Search the entries for the word "JSON" and return every line where it is found.
Record set START
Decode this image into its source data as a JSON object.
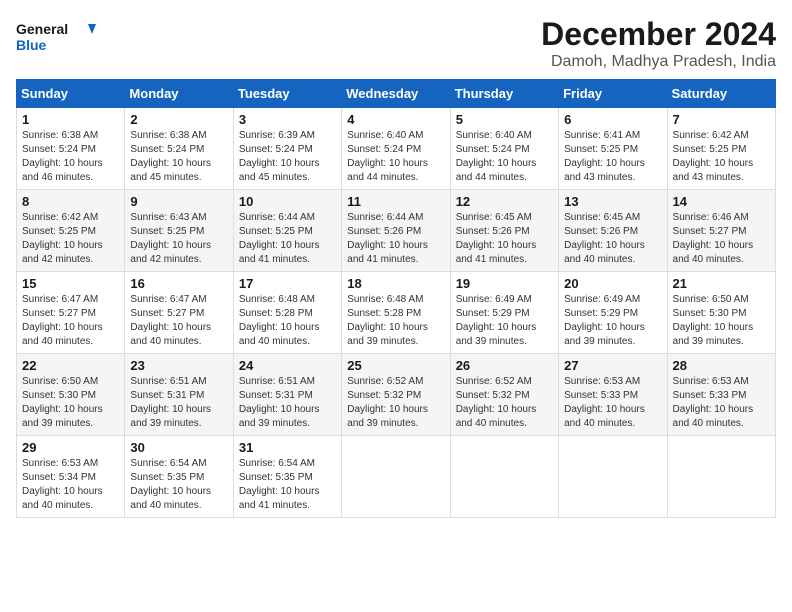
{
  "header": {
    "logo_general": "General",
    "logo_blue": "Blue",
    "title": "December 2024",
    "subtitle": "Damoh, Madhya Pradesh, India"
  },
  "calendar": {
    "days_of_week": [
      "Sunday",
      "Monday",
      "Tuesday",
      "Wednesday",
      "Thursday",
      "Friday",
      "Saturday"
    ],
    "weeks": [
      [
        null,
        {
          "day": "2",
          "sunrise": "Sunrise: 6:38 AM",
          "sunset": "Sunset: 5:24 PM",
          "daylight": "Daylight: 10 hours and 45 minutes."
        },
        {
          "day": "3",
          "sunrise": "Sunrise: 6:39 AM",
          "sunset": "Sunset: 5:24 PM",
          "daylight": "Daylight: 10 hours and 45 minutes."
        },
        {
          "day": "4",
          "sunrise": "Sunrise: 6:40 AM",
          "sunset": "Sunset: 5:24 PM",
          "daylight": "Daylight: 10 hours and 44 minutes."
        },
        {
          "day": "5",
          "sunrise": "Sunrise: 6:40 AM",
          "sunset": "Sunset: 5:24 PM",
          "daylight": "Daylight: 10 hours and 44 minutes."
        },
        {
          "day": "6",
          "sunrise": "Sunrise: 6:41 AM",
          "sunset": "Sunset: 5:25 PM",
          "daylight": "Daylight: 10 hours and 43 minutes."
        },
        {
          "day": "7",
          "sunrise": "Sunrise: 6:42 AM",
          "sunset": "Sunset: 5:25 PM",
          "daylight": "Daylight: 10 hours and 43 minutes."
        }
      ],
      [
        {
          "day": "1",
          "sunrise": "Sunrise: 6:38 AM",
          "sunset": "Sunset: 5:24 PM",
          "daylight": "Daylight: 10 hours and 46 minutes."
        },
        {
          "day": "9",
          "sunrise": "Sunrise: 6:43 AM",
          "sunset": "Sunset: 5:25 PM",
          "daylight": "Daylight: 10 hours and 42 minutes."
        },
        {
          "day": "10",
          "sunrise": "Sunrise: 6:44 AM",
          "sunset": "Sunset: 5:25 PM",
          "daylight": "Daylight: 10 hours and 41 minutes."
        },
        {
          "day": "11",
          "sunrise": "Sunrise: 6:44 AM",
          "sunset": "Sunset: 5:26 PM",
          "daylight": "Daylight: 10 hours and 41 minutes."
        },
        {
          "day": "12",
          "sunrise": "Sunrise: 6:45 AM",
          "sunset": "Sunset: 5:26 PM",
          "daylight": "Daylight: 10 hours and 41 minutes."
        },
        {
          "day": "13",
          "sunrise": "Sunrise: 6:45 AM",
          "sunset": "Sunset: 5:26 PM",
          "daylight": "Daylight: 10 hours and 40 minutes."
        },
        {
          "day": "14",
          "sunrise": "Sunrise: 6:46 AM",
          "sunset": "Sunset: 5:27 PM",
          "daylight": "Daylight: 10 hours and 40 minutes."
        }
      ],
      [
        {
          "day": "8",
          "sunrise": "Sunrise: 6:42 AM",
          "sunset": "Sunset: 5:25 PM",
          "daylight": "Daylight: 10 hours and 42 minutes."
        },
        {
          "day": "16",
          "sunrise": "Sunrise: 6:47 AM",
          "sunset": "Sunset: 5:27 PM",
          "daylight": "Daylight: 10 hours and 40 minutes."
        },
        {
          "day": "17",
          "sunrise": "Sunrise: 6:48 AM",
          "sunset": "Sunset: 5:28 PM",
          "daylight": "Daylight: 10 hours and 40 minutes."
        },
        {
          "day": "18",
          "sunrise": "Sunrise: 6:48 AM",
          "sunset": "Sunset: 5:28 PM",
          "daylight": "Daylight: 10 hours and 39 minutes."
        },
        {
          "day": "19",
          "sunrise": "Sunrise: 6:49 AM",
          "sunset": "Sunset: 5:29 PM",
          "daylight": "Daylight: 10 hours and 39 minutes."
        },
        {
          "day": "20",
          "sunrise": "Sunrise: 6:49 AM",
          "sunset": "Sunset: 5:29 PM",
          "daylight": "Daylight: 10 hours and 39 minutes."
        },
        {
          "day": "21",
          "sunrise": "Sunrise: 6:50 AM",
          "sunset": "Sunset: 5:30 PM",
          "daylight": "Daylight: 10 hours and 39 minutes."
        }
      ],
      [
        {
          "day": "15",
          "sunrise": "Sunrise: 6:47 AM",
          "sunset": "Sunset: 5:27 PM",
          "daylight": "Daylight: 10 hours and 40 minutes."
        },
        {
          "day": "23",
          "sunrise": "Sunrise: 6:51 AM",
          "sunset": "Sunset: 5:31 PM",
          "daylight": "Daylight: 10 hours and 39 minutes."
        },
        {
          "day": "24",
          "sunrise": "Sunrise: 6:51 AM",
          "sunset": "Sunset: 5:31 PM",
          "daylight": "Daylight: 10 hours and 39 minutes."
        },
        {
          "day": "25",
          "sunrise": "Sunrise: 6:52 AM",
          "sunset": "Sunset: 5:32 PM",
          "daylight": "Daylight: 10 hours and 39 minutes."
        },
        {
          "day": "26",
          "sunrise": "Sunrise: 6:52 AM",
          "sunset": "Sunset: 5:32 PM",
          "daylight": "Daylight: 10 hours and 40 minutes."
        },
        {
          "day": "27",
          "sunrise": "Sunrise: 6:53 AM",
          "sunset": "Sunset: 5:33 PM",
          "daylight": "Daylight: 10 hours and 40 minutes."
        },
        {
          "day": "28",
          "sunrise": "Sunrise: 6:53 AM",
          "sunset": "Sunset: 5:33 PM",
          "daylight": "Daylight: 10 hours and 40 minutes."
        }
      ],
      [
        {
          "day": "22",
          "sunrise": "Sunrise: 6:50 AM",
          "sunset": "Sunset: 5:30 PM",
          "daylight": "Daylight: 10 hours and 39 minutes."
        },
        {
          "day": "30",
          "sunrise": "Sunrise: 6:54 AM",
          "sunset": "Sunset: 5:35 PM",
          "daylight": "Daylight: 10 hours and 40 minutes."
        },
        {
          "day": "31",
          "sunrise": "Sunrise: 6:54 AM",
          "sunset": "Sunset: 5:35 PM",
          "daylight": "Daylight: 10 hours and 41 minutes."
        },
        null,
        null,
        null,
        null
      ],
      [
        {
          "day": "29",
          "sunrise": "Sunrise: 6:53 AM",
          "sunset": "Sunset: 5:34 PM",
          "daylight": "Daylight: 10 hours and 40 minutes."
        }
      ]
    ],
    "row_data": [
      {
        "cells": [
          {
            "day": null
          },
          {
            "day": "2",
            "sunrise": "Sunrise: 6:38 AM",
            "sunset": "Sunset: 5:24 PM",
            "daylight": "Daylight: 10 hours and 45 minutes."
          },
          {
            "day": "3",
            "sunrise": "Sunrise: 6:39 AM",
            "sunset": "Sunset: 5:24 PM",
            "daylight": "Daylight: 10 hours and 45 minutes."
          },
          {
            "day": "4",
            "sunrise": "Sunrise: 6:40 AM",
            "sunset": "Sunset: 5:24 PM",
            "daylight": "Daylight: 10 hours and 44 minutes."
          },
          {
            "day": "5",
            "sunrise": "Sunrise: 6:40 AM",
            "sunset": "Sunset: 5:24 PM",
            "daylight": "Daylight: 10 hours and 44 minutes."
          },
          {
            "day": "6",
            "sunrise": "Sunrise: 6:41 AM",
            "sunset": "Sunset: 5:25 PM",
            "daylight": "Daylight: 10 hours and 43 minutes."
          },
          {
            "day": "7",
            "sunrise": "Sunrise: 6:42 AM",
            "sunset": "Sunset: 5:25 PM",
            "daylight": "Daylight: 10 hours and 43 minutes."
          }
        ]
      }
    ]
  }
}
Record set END
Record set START
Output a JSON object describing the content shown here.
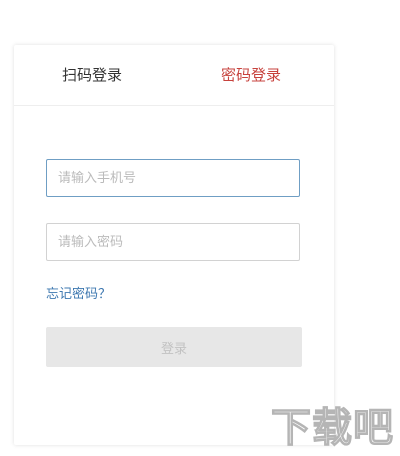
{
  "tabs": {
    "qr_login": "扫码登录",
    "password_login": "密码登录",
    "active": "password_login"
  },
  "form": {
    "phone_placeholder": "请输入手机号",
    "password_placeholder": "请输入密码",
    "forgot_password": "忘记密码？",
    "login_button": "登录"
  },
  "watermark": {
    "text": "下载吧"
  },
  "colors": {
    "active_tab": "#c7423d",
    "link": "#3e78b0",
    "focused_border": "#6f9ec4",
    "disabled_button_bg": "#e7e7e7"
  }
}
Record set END
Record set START
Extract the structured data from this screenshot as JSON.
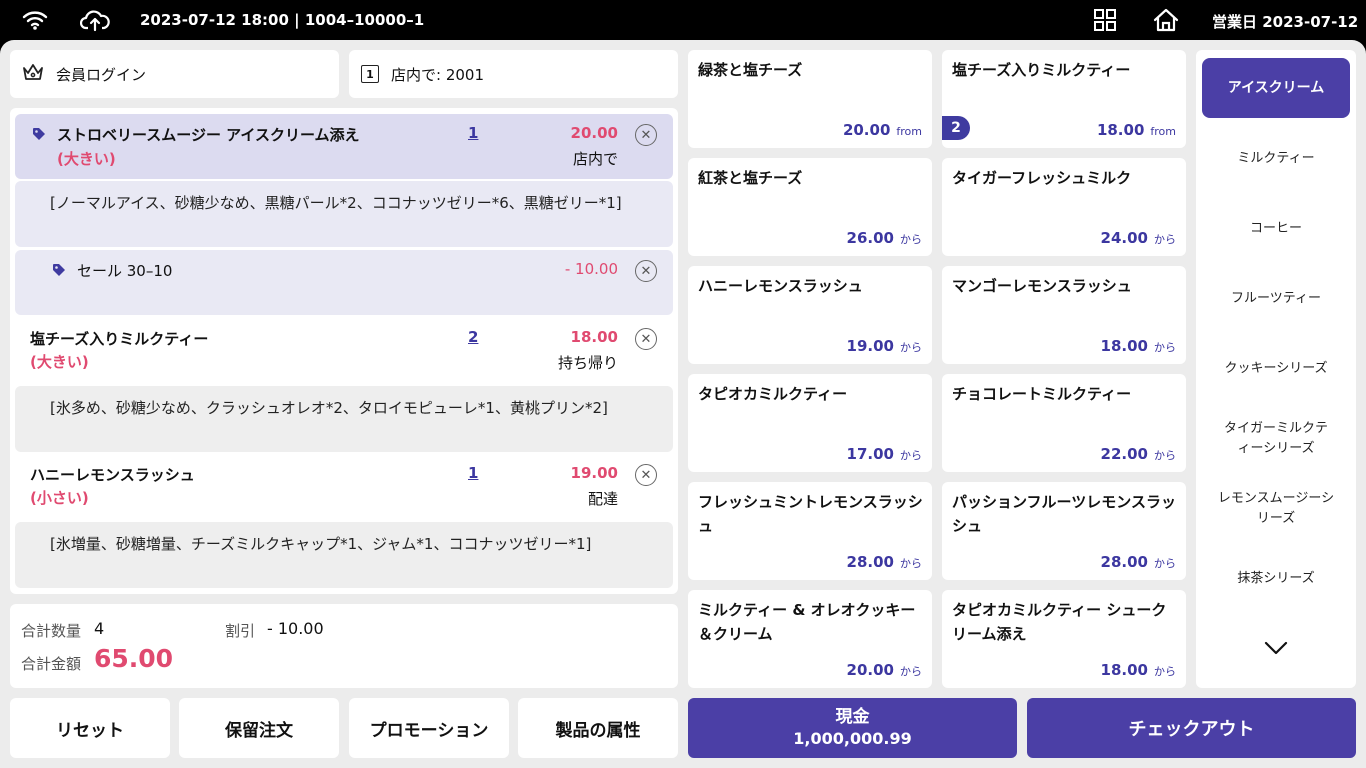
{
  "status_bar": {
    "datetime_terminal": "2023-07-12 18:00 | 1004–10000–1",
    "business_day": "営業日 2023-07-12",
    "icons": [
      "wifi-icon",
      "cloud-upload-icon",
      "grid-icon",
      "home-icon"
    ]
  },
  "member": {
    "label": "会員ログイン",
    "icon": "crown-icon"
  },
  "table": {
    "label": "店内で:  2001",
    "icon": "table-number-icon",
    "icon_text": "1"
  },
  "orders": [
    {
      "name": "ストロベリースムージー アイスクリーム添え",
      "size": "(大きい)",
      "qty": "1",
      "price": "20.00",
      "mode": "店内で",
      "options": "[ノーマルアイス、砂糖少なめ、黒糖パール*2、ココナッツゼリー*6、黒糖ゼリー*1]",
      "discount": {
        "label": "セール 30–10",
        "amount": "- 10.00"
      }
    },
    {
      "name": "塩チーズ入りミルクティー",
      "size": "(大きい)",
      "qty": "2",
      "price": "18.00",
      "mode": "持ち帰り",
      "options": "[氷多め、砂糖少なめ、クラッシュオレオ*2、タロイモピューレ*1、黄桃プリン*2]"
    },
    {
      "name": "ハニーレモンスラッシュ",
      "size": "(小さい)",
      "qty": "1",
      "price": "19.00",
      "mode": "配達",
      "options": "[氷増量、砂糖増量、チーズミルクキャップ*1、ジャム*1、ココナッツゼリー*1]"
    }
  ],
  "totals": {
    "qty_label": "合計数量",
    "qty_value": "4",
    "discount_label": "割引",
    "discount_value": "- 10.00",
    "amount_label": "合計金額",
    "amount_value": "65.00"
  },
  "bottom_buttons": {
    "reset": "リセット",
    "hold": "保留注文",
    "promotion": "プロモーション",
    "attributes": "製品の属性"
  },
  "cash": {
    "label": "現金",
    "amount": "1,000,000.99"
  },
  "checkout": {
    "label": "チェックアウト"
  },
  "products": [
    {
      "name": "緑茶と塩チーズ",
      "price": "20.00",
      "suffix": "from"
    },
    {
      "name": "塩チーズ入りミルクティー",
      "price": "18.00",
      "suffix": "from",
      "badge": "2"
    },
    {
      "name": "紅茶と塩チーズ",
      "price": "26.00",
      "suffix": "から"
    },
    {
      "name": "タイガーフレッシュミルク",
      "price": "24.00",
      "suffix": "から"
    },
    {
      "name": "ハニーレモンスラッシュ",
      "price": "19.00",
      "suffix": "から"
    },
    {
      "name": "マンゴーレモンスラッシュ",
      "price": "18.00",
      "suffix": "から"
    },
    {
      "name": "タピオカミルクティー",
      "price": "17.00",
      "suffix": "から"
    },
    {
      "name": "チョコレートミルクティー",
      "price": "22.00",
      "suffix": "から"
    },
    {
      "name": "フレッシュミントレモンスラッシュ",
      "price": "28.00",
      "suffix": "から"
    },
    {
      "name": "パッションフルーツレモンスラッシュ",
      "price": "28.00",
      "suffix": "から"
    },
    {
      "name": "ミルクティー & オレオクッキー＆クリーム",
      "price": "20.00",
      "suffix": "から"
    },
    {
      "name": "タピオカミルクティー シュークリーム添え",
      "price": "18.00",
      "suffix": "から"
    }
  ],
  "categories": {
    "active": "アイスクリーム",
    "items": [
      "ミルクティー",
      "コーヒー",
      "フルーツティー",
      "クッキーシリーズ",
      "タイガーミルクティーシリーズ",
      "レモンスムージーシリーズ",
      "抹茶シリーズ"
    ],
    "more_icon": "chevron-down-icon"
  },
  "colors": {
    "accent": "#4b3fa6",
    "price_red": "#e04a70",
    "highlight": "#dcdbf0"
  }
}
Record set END
■ Result
Decode this image into its source data as a JSON object.
Output a JSON object describing the content shown here.
Extract the structured data from this screenshot as JSON.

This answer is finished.